Would you retype the whole listing verbatim, keeping pictures out of it?
· · · · · · ·
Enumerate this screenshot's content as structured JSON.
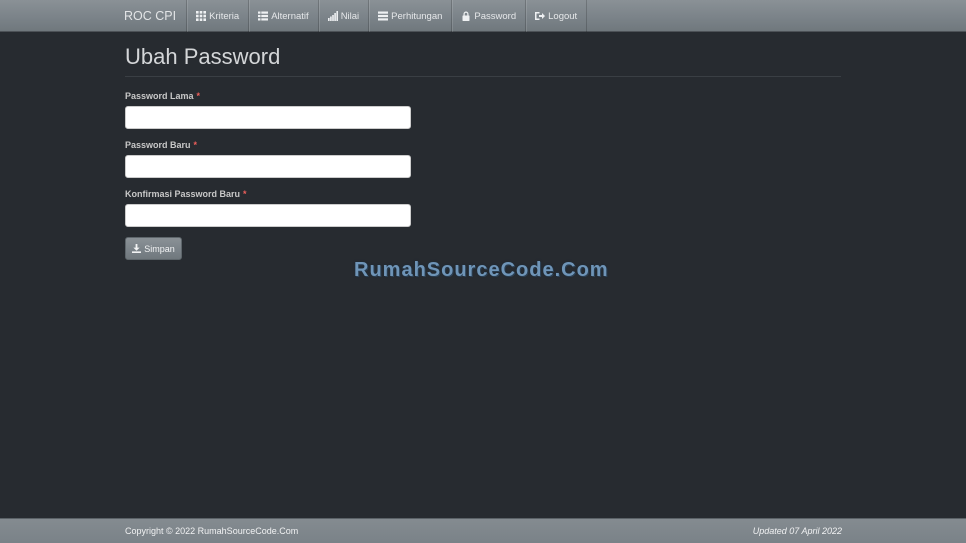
{
  "navbar": {
    "brand": "ROC CPI",
    "items": [
      {
        "label": "Kriteria",
        "icon": "grid-icon"
      },
      {
        "label": "Alternatif",
        "icon": "list-icon"
      },
      {
        "label": "Nilai",
        "icon": "signal-icon"
      },
      {
        "label": "Perhitungan",
        "icon": "calculator-icon"
      },
      {
        "label": "Password",
        "icon": "lock-icon"
      },
      {
        "label": "Logout",
        "icon": "logout-icon"
      }
    ]
  },
  "page": {
    "title": "Ubah Password"
  },
  "form": {
    "old_password": {
      "label": "Password Lama",
      "required": "*",
      "value": ""
    },
    "new_password": {
      "label": "Password Baru",
      "required": "*",
      "value": ""
    },
    "confirm_password": {
      "label": "Konfirmasi Password Baru",
      "required": "*",
      "value": ""
    },
    "save_label": "Simpan"
  },
  "watermark": "RumahSourceCode.Com",
  "footer": {
    "copyright": "Copyright © 2022 RumahSourceCode.Com",
    "updated": "Updated 07 April 2022"
  }
}
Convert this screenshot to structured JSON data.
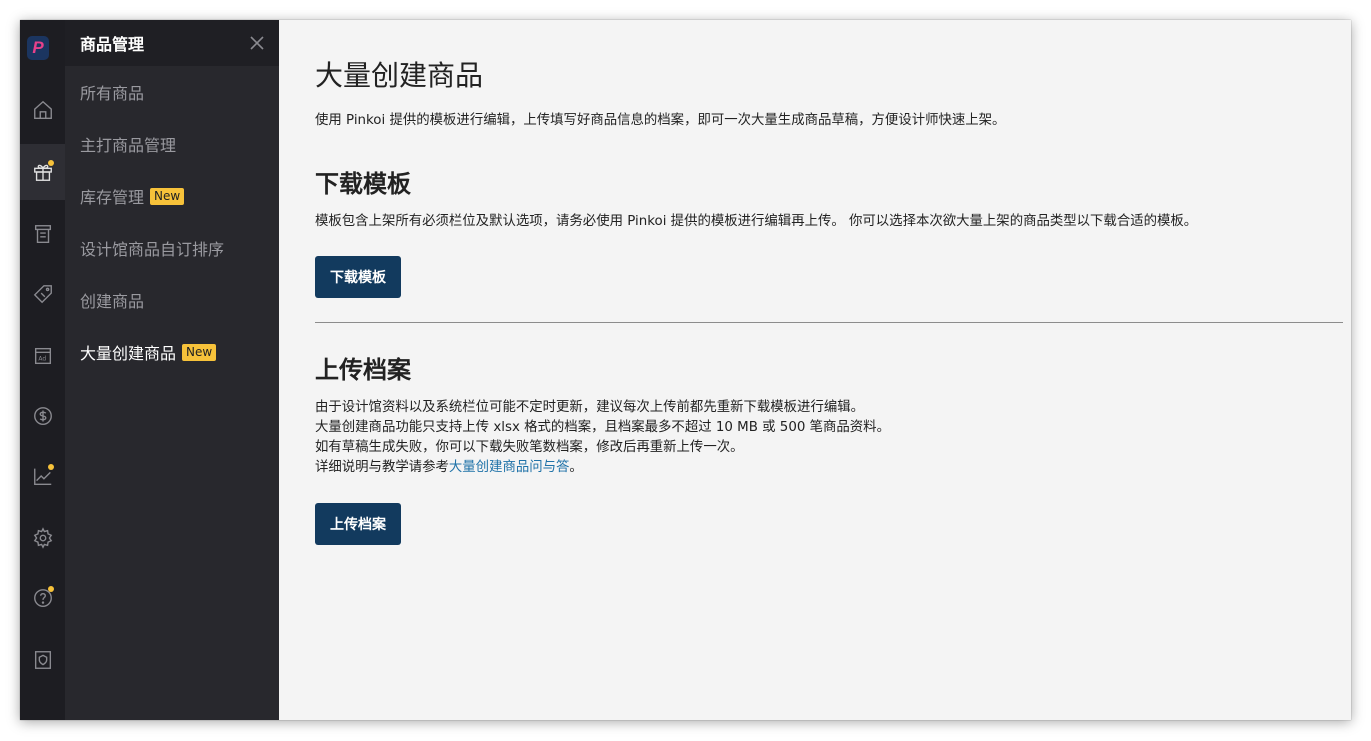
{
  "rail": {
    "items": [
      {
        "name": "home-icon",
        "active": false,
        "dot": false
      },
      {
        "name": "gift-icon",
        "active": true,
        "dot": true
      },
      {
        "name": "orders-icon",
        "active": false,
        "dot": false
      },
      {
        "name": "price-tag-icon",
        "active": false,
        "dot": false
      },
      {
        "name": "ad-icon",
        "active": false,
        "dot": false
      },
      {
        "name": "dollar-icon",
        "active": false,
        "dot": false
      },
      {
        "name": "chart-icon",
        "active": false,
        "dot": true
      },
      {
        "name": "gear-icon",
        "active": false,
        "dot": false
      },
      {
        "name": "help-icon",
        "active": false,
        "dot": true
      },
      {
        "name": "shield-icon",
        "active": false,
        "dot": false
      }
    ],
    "logo_letter": "P",
    "colors": {
      "dot": "#f7c23a",
      "logo_bg": "#1b3560",
      "logo_letter": "#e8418a"
    }
  },
  "submenu": {
    "title": "商品管理",
    "items": [
      {
        "label": "所有商品",
        "badge": ""
      },
      {
        "label": "主打商品管理",
        "badge": ""
      },
      {
        "label": "库存管理",
        "badge": "New"
      },
      {
        "label": "设计馆商品自订排序",
        "badge": ""
      },
      {
        "label": "创建商品",
        "badge": ""
      },
      {
        "label": "大量创建商品",
        "badge": "New"
      }
    ]
  },
  "main": {
    "title": "大量创建商品",
    "intro": "使用 Pinkoi 提供的模板进行编辑，上传填写好商品信息的档案，即可一次大量生成商品草稿，方便设计师快速上架。",
    "download": {
      "heading": "下载模板",
      "desc": "模板包含上架所有必须栏位及默认选项，请务必使用 Pinkoi 提供的模板进行编辑再上传。 你可以选择本次欲大量上架的商品类型以下载合适的模板。",
      "button": "下载模板"
    },
    "upload": {
      "heading": "上传档案",
      "line1": "由于设计馆资料以及系统栏位可能不定时更新，建议每次上传前都先重新下载模板进行编辑。",
      "line2": "大量创建商品功能只支持上传 xlsx 格式的档案，且档案最多不超过 10 MB 或 500 笔商品资料。",
      "line3": "如有草稿生成失败，你可以下载失败笔数档案，修改后再重新上传一次。",
      "line4_prefix": "详细说明与教学请参考",
      "line4_link": "大量创建商品问与答",
      "line4_suffix": "。",
      "button": "上传档案"
    },
    "colors": {
      "button": "#123a5e",
      "link": "#1f72a8",
      "badge": "#f7c23a"
    }
  }
}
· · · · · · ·
- **Reply**:
Enumerate this screenshot's content as structured JSON.
{
  "navbar": {
    "brand": "ROC CPI",
    "items": [
      {
        "label": "Kriteria",
        "icon": "grid-icon"
      },
      {
        "label": "Alternatif",
        "icon": "list-icon"
      },
      {
        "label": "Nilai",
        "icon": "signal-icon"
      },
      {
        "label": "Perhitungan",
        "icon": "calculator-icon"
      },
      {
        "label": "Password",
        "icon": "lock-icon"
      },
      {
        "label": "Logout",
        "icon": "logout-icon"
      }
    ]
  },
  "page": {
    "title": "Ubah Password"
  },
  "form": {
    "old_password": {
      "label": "Password Lama",
      "required": "*",
      "value": ""
    },
    "new_password": {
      "label": "Password Baru",
      "required": "*",
      "value": ""
    },
    "confirm_password": {
      "label": "Konfirmasi Password Baru",
      "required": "*",
      "value": ""
    },
    "save_label": "Simpan"
  },
  "watermark": "RumahSourceCode.Com",
  "footer": {
    "copyright": "Copyright © 2022 RumahSourceCode.Com",
    "updated": "Updated 07 April 2022"
  }
}
Convert this screenshot to structured JSON data.
{
  "rail": {
    "items": [
      {
        "name": "home-icon",
        "active": false,
        "dot": false
      },
      {
        "name": "gift-icon",
        "active": true,
        "dot": true
      },
      {
        "name": "orders-icon",
        "active": false,
        "dot": false
      },
      {
        "name": "price-tag-icon",
        "active": false,
        "dot": false
      },
      {
        "name": "ad-icon",
        "active": false,
        "dot": false
      },
      {
        "name": "dollar-icon",
        "active": false,
        "dot": false
      },
      {
        "name": "chart-icon",
        "active": false,
        "dot": true
      },
      {
        "name": "gear-icon",
        "active": false,
        "dot": false
      },
      {
        "name": "help-icon",
        "active": false,
        "dot": true
      },
      {
        "name": "shield-icon",
        "active": false,
        "dot": false
      }
    ],
    "logo_letter": "P",
    "colors": {
      "dot": "#f7c23a",
      "logo_bg": "#1b3560",
      "logo_letter": "#e8418a"
    }
  },
  "submenu": {
    "title": "商品管理",
    "items": [
      {
        "label": "所有商品",
        "badge": ""
      },
      {
        "label": "主打商品管理",
        "badge": ""
      },
      {
        "label": "库存管理",
        "badge": "New"
      },
      {
        "label": "设计馆商品自订排序",
        "badge": ""
      },
      {
        "label": "创建商品",
        "badge": ""
      },
      {
        "label": "大量创建商品",
        "badge": "New"
      }
    ]
  },
  "main": {
    "title": "大量创建商品",
    "intro": "使用 Pinkoi 提供的模板进行编辑，上传填写好商品信息的档案，即可一次大量生成商品草稿，方便设计师快速上架。",
    "download": {
      "heading": "下载模板",
      "desc": "模板包含上架所有必须栏位及默认选项，请务必使用 Pinkoi 提供的模板进行编辑再上传。 你可以选择本次欲大量上架的商品类型以下载合适的模板。",
      "button": "下载模板"
    },
    "upload": {
      "heading": "上传档案",
      "line1": "由于设计馆资料以及系统栏位可能不定时更新，建议每次上传前都先重新下载模板进行编辑。",
      "line2": "大量创建商品功能只支持上传 xlsx 格式的档案，且档案最多不超过 10 MB 或 500 笔商品资料。",
      "line3": "如有草稿生成失败，你可以下载失败笔数档案，修改后再重新上传一次。",
      "line4_prefix": "详细说明与教学请参考",
      "line4_link": "大量创建商品问与答",
      "line4_suffix": "。",
      "button": "上传档案"
    },
    "colors": {
      "button": "#123a5e",
      "link": "#1f72a8",
      "badge": "#f7c23a"
    }
  }
}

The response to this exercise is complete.